The soil is a living entity not just a medium in which to grow plants. Living soils teem with life, from earthworms, centipedes and beetles to fungi and bacteria. Healthy soil has food, air and water to help plants grow. The more nutrients available in the soil, the more the plant can take up. The more nutrients in the plant, the more available for animals and humans. The Soil Association believes that for this reason human health is affected by the health of the soil; hence our name.
Most of the plant's nourishment comes from the soil. The nutrients are made up of minerals from the earth. Other nutrients come from dead plants and animals. As plants cannot use most of these nutrients directly, they have to be converted into a useable form by insects and organisms which live in the soil. In return plants help soil organisms by secreting sugars and enzymes back into the soil.
Soil forms slowly but can be lost rapidly through erosion. It can also be contaminated by pollution.

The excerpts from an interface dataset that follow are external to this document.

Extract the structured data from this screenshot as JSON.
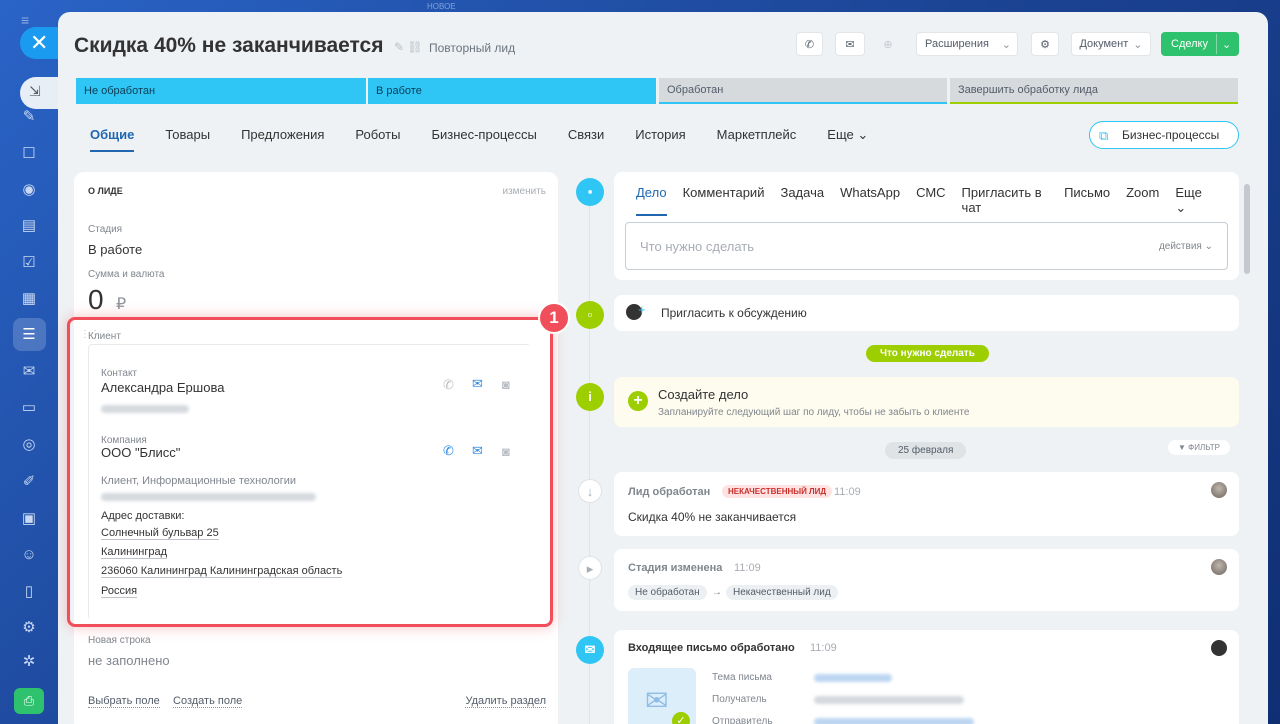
{
  "rail": {
    "top_label": "НОВОЕ"
  },
  "header": {
    "title": "Скидка 40% не заканчивается",
    "repeat_label": "Повторный лид",
    "extensions": "Расширения",
    "document": "Документ",
    "deal": "Сделку"
  },
  "stages": [
    "Не обработан",
    "В работе",
    "Обработан",
    "Завершить обработку лида"
  ],
  "tabs": [
    "Общие",
    "Товары",
    "Предложения",
    "Роботы",
    "Бизнес-процессы",
    "Связи",
    "История",
    "Маркетплейс",
    "Еще"
  ],
  "bp_button": "Бизнес-процессы",
  "about": {
    "title": "О ЛИДЕ",
    "edit": "изменить",
    "stage_label": "Стадия",
    "stage_value": "В работе",
    "sum_label": "Сумма и валюта",
    "sum_value": "0",
    "currency": "₽",
    "client_label": "Клиент",
    "contact_label": "Контакт",
    "contact_name": "Александра Ершова",
    "company_label": "Компания",
    "company_name": "ООО \"Блисс\"",
    "company_type": "Клиент, Информационные технологии",
    "address_label": "Адрес доставки:",
    "address_lines": [
      "Солнечный бульвар 25",
      "Калининград",
      "236060 Калининград Калининградская область",
      "Россия"
    ],
    "new_row_label": "Новая строка",
    "new_row_value": "не заполнено",
    "select_field": "Выбрать поле",
    "create_field": "Создать поле",
    "delete_section": "Удалить раздел",
    "callout_number": "1"
  },
  "activity": {
    "tabs": [
      "Дело",
      "Комментарий",
      "Задача",
      "WhatsApp",
      "СМС",
      "Пригласить в чат",
      "Письмо",
      "Zoom",
      "Еще"
    ],
    "placeholder": "Что нужно сделать",
    "actions": "действия",
    "invite": "Пригласить к обсуждению",
    "todo_pill": "Что нужно сделать",
    "create_title": "Создайте дело",
    "create_hint": "Запланируйте следующий шаг по лиду, чтобы не забыть о клиенте",
    "date": "25 февраля",
    "filter": "ФИЛЬТР"
  },
  "events": {
    "processed_title": "Лид обработан",
    "processed_tag": "НЕКАЧЕСТВЕННЫЙ ЛИД",
    "processed_time": "11:09",
    "processed_text": "Скидка 40% не заканчивается",
    "stage_title": "Стадия изменена",
    "stage_time": "11:09",
    "stage_from": "Не обработан",
    "stage_to": "Некачественный лид",
    "mail_title": "Входящее письмо обработано",
    "mail_time": "11:09",
    "mail_subject_label": "Тема письма",
    "mail_recipient_label": "Получатель",
    "mail_sender_label": "Отправитель"
  },
  "colors": {
    "accent": "#2fc6f6",
    "green": "#2fc26e",
    "lime": "#9dcf00",
    "red": "#ef4e5a"
  }
}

And some evidence suggests that using artificial fertilisers actually suppress the rich diversity of life in the soil that is needed to keep it healthy.

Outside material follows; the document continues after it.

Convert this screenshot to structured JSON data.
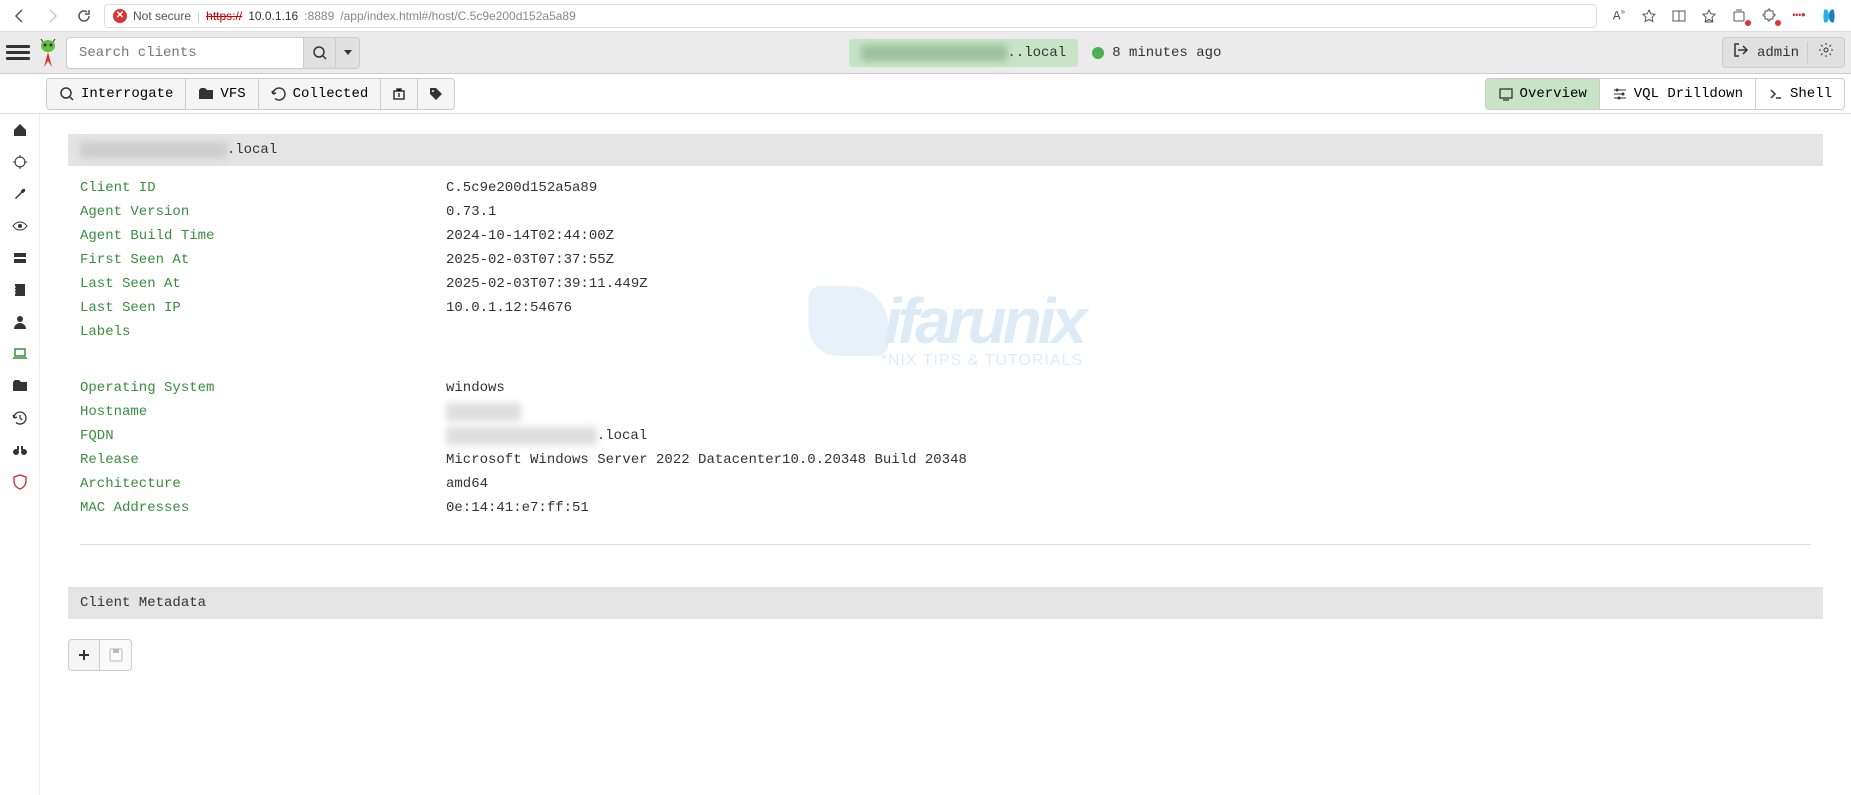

Organic farming protects and improves this vital resource by:
- Prohibiting synthetic fertilisers
- Adding nutrients through composted farm manure and green waste
- Establishing crop rotations (because different crops put in or take out different nutrients and it is important to balance crop growing with building soil fertility)
- Encouraging hedgerows, windbreaks and smaller fields to reduce problems of soil erosion
- Planting cover crops to protect the soil from wind, rain and nutrient loss